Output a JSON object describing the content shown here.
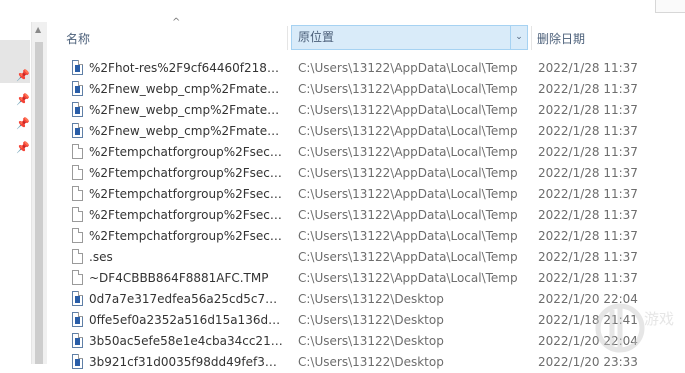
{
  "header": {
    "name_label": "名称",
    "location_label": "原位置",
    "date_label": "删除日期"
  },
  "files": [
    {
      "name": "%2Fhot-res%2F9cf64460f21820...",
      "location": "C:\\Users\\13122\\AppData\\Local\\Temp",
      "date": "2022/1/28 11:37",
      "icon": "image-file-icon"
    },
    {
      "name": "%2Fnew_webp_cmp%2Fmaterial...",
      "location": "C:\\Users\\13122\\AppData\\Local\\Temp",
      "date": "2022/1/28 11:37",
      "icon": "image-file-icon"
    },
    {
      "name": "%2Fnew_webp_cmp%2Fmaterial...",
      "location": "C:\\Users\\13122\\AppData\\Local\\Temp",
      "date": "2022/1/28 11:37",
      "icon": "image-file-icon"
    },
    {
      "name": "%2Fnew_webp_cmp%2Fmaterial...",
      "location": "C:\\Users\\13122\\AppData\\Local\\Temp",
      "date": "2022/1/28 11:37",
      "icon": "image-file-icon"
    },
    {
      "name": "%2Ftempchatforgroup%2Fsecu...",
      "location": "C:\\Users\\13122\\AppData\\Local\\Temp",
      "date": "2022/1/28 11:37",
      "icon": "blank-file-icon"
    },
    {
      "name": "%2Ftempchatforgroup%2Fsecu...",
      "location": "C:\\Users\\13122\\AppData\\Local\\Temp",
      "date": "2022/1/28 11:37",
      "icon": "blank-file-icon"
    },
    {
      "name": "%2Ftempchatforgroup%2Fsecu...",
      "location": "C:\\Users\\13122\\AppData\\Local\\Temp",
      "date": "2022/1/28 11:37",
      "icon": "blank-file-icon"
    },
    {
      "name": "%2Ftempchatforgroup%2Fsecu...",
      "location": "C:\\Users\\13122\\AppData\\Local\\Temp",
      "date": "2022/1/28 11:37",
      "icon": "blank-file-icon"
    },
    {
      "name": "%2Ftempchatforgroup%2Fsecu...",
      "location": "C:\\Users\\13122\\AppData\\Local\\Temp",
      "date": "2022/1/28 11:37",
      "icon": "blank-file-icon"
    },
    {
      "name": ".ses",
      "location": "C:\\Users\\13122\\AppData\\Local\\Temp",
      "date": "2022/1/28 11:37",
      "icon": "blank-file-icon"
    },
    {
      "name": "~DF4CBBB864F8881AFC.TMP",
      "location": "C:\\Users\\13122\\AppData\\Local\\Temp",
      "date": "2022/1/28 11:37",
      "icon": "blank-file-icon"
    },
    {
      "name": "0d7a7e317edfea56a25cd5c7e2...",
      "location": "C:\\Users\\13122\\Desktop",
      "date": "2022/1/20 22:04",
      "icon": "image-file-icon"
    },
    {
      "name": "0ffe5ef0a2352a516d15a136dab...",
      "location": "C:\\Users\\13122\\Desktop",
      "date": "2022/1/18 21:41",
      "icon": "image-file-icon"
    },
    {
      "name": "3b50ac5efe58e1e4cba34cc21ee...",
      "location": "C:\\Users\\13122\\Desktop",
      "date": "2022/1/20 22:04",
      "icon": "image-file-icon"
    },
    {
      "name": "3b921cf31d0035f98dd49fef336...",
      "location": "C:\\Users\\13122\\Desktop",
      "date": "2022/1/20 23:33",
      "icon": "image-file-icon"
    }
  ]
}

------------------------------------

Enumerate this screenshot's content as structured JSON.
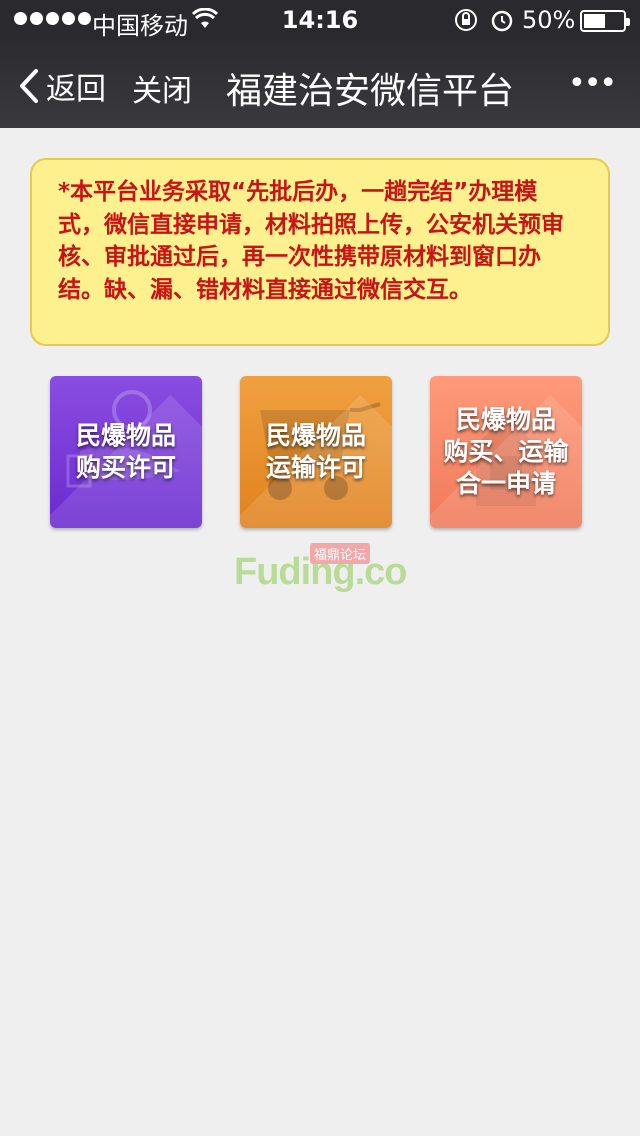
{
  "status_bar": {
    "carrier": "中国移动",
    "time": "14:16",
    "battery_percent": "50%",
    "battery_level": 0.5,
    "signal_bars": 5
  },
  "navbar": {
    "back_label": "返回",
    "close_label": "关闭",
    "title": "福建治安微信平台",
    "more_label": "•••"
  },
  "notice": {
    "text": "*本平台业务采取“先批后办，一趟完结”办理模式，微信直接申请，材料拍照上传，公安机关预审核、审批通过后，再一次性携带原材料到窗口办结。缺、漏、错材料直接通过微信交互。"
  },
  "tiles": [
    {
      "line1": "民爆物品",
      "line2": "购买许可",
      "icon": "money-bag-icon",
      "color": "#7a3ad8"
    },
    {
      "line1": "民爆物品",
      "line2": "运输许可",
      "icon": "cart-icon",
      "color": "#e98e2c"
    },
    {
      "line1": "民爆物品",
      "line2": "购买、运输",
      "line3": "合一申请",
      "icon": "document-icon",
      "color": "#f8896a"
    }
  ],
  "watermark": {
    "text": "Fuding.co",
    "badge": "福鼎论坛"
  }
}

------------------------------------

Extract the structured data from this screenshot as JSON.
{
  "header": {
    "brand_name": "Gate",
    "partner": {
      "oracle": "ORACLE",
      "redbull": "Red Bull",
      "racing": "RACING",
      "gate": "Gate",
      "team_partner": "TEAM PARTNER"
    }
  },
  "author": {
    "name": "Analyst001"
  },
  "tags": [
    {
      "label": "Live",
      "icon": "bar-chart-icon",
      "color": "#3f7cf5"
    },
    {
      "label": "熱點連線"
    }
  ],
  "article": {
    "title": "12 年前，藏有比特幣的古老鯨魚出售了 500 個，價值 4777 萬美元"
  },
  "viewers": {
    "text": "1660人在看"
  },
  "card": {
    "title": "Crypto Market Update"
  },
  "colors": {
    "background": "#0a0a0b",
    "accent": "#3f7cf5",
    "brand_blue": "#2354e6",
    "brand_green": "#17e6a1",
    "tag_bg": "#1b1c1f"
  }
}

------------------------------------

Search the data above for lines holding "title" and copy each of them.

§ Result for this task
    "title": "福建治安微信平台",
    "title": "12 年前，藏有比特幣的古老鯨魚出售了 500 個，價值 4777 萬美元"
    "title": "Crypto Market Update"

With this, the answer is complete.